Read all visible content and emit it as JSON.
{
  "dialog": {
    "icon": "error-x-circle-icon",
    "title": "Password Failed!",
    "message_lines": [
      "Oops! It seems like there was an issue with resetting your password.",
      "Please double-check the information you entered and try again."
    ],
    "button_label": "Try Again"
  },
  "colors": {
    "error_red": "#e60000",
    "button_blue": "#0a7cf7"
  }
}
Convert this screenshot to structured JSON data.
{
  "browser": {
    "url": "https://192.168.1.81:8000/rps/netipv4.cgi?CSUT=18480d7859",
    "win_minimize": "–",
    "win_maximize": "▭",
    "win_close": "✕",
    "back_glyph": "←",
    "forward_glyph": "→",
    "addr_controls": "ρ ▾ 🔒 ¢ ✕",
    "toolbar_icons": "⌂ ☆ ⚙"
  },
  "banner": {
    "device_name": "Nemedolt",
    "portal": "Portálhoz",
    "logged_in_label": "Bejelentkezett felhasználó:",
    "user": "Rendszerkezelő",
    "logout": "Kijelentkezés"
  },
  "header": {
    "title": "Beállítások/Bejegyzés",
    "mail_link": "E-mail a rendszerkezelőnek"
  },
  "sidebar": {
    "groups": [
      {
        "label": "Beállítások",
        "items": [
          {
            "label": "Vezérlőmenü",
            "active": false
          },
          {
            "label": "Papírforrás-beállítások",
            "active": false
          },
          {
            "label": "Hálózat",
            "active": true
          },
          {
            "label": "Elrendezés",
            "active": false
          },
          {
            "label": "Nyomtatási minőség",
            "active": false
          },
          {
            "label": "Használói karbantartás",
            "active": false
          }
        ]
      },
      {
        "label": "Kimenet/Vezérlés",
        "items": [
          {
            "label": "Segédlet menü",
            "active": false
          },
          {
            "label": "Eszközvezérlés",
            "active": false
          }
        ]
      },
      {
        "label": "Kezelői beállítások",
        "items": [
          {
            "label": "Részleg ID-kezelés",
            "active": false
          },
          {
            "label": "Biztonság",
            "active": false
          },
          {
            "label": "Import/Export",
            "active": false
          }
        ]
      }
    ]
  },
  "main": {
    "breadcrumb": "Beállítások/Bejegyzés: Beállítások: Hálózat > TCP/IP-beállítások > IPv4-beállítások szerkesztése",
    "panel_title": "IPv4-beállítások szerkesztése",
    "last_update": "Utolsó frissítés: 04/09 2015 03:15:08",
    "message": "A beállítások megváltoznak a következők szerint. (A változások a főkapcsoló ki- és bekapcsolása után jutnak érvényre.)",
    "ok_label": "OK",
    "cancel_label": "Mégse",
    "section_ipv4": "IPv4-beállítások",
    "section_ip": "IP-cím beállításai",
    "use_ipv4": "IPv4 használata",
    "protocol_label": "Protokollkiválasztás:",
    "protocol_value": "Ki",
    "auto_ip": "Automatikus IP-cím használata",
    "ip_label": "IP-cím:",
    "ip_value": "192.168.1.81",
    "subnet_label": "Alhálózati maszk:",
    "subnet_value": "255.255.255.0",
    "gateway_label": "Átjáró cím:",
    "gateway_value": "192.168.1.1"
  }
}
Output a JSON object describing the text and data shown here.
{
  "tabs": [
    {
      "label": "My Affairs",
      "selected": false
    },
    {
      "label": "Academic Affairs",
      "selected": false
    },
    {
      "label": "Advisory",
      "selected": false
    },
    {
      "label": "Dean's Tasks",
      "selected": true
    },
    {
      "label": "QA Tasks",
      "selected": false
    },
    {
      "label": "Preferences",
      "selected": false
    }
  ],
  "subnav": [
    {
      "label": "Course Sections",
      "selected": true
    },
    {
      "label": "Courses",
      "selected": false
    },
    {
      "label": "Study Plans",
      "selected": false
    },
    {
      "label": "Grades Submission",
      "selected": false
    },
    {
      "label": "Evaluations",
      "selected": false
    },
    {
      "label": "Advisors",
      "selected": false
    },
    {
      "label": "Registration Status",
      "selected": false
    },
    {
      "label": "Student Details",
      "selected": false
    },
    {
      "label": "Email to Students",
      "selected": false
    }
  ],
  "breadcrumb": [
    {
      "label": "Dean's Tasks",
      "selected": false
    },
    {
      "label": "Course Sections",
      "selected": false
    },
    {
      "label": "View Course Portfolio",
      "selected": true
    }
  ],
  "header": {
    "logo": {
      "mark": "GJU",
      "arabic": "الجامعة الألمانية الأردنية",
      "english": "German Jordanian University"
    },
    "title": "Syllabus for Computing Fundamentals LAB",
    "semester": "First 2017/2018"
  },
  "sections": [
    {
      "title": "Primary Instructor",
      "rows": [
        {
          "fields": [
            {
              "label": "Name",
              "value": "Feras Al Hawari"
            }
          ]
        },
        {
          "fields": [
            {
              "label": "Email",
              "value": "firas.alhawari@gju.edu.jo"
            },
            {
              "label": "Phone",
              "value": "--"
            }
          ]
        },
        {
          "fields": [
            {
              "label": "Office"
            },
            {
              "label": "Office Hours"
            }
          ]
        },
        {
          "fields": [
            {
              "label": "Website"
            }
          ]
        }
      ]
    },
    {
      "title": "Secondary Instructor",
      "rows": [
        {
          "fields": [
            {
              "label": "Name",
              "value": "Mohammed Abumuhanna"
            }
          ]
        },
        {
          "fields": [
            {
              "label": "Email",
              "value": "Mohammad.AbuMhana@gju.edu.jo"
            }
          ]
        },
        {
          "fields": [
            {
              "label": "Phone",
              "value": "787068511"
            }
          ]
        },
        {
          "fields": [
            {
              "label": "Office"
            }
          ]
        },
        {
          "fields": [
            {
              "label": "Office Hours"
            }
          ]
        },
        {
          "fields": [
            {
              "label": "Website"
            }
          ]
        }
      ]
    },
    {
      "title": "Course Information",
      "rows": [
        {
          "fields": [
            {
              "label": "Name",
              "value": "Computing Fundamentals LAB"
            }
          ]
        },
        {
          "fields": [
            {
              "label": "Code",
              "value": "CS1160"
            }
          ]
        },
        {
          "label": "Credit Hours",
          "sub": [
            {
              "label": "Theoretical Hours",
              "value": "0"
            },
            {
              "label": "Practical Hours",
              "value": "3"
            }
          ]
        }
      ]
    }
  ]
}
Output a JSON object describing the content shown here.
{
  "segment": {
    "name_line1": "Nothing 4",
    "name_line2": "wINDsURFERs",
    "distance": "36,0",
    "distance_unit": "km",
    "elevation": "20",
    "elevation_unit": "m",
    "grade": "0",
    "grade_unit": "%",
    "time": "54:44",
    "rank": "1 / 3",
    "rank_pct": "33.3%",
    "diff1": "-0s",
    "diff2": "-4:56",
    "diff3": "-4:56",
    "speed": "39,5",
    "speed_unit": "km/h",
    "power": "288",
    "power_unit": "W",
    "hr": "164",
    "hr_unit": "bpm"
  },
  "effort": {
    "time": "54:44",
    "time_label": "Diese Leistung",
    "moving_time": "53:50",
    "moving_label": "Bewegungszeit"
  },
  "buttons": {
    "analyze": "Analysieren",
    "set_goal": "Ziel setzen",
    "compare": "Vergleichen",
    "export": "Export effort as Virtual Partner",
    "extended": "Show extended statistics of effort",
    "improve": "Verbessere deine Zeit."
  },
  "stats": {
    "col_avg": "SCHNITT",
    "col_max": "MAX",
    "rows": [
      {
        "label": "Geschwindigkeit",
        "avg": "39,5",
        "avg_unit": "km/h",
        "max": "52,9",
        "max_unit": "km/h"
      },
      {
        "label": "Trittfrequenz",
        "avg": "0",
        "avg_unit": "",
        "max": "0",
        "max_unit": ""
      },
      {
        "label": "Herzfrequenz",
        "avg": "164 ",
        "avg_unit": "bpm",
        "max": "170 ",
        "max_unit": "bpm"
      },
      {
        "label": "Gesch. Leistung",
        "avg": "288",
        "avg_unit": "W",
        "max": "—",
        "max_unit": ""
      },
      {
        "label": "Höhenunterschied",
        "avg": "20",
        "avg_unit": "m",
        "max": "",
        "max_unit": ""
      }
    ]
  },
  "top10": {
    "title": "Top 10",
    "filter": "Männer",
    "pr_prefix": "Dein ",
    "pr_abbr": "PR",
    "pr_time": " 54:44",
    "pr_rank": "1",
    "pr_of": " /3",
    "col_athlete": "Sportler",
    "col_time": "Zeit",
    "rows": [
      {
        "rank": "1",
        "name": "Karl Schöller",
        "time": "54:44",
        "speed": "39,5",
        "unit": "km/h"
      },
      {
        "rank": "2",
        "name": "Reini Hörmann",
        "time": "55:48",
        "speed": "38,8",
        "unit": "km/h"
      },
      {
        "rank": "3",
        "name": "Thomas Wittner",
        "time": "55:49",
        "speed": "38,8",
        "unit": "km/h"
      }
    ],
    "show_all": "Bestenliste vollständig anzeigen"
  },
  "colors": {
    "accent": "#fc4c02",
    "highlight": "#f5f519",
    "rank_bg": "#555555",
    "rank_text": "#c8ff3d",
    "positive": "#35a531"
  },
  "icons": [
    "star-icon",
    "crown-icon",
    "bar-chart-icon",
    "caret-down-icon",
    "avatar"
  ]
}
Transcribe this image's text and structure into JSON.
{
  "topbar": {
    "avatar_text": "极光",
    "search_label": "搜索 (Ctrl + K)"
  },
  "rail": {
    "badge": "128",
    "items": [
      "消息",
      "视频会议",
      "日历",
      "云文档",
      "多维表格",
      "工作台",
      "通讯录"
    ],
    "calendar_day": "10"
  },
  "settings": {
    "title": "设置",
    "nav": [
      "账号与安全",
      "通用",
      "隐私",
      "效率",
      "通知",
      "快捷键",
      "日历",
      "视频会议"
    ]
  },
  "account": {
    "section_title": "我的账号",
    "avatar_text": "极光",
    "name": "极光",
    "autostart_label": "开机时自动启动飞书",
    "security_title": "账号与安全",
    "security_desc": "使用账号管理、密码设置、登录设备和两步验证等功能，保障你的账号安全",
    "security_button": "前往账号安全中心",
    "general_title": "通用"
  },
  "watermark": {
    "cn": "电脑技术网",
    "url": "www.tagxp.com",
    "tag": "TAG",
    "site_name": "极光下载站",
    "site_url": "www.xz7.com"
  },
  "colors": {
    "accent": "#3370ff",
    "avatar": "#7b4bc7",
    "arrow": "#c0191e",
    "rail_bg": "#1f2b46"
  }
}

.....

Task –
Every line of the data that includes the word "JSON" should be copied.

Response area –
Read all visible content and emit it as JSON.
Convert this screenshot to structured JSON data.
Output a JSON object describing the text and data shown here.
Output a JSON object describing the content shown here.
Transcribe this image's text and structure into JSON.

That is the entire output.